Picasso, Van Gogh and Rivera: "Diego Rivera: Art and Revolution," billed as the first major U.S. retrospective of the late Mexican master's work in 13 years, will go on view at the L.A. County Museum of Art from May 30-Aug. 16. More than 100 paintings, prints and drawings will be included in the show, which LACMA is billing as "the third jewel" in the museum's crown (following the current Pablo Picasso exhibition and the expected Vincent Van Gogh blockbuster, which opens in January). The exhibition is co-organized by Mexico's Instituto Nacional de Bellas Artes and the Cleveland Museum of Art, which will be the show's first stop in February. Following the LACMA run, it will also travel to Houston's Museum of Fine Arts and Mexico City's Museo del Palacio de Bellas Artes.
Greif Leaving La Jolla Playhouse: La Jolla Playhouse artistic director Michael Greif has announced he will leave the theater after the 1999 season. "We understand his desire to return to the East Coast to be closer to his family and loved ones," said board chairman Geri Ann Warnke. Greif--also known as the director of "Rent," which he brought to the playhouse--has held the job since 1995. During his tenure, the theater eliminated its sizable deficit.

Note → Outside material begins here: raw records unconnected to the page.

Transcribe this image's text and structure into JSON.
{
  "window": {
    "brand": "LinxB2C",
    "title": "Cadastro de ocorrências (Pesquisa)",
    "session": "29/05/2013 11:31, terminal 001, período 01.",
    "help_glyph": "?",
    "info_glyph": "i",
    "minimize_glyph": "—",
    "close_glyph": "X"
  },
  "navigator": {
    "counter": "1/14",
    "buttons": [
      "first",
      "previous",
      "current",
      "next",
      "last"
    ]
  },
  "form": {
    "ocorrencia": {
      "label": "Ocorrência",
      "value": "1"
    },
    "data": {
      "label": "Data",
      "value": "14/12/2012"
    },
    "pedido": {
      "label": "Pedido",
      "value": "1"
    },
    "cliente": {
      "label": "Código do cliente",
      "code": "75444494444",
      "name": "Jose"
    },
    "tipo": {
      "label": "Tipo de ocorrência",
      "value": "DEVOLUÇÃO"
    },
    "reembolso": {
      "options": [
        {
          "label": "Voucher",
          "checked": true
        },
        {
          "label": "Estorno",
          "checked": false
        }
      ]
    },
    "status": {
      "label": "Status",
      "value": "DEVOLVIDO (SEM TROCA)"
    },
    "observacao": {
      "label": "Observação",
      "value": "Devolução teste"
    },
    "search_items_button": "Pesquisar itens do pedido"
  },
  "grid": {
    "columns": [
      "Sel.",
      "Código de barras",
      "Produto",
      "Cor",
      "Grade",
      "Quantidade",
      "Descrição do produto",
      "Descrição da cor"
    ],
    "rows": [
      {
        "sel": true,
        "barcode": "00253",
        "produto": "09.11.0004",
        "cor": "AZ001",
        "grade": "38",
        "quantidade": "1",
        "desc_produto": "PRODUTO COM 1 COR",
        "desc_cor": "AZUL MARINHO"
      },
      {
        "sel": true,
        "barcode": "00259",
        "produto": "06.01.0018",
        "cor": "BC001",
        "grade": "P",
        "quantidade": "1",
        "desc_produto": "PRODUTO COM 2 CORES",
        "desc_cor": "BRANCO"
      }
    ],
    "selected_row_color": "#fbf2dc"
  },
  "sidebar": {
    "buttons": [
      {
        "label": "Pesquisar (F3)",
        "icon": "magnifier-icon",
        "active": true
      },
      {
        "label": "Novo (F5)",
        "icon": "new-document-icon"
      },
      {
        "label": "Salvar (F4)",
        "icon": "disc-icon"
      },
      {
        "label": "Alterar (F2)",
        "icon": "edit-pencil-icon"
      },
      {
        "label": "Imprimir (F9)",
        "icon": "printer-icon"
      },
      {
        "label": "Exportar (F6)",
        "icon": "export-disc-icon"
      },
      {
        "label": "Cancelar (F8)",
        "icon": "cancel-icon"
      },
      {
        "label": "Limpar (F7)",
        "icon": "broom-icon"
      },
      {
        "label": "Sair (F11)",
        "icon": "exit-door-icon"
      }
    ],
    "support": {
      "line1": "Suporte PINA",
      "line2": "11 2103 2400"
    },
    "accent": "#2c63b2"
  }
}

Stephen J. Albert, a former Mark Taper Forum managing director, will be the playhouse's consultant as it searches for a replacement.
Old Globe Season: The 1999 season on Old Globe Theatre's main stage in San Diego will open with "Floyd Collins," a new musical by Adam Guettel and Tina Landau about a man trapped in a Kentucky cave and the media sensation he set off in 1925 (Feb. 13-March 21), followed by Alan Ayckbourn's "Bedroom Farce" (April 3-May 9) and Lillian Garrett-Groag's "The Magic Fire" (May 29-July 3). Slated for the company's Cassius Carter Centre Stage are Pearl Cleage's "Blues for an Alabama Sky" (March 31-May 9) and Richard Greenberg's "Three Days of Rain" (May 26-July 3), plus a February production still to be announced.
USC's the Place: The prestigious Thelonious Monk Institute of Jazz Performance, previously housed at Boston's New England Conservatory of Music, is headed to USC. The program, whose changing faculty list reads like a "Who's Who" of the jazz business, will make its home at USC starting in the fall of 1999. Musicians who have taught at the two-year program--which selects students from around the world to receive personal mentoring and ensemble coaching as well as a chance to perform with jazz greats in various international locations--include Herbie Hancock, Wynton Marsalis, Wayne Shorter and Grover Washington Jr.
Some Hindus Really Like Madonna: Hindus who criticized Madonna for her revealing clothing and suggestive dancing at the MTV Video Music Awards were not looking deeply enough, some Hindu scholars now say. "Hinduism is a religion of tolerance," said Acharya Vageesh Shastri, one of the most respected scholars in the Hindu holy city of Varanasi, India. "One should have the vision to look beyond her transparent tops. Her interior is more appealing than her exterior." The World Vaishnava Assn. and other groups had issued a statement after the Sept. 10 program condemning Madonna for wearing a holy facial marking along with "clothes through which her nipples were clearly visible and while gyrating in a sexually suggestive manner." B.N. Chaturvedi, another Varanasi scholar, praised Madonna for her pronunciation of Sanskrit prayers during the performance, and dismissed her critics as an "unknown organization run by people with doubtful credentials." There is no central Hindu group that has the final word on doctrine.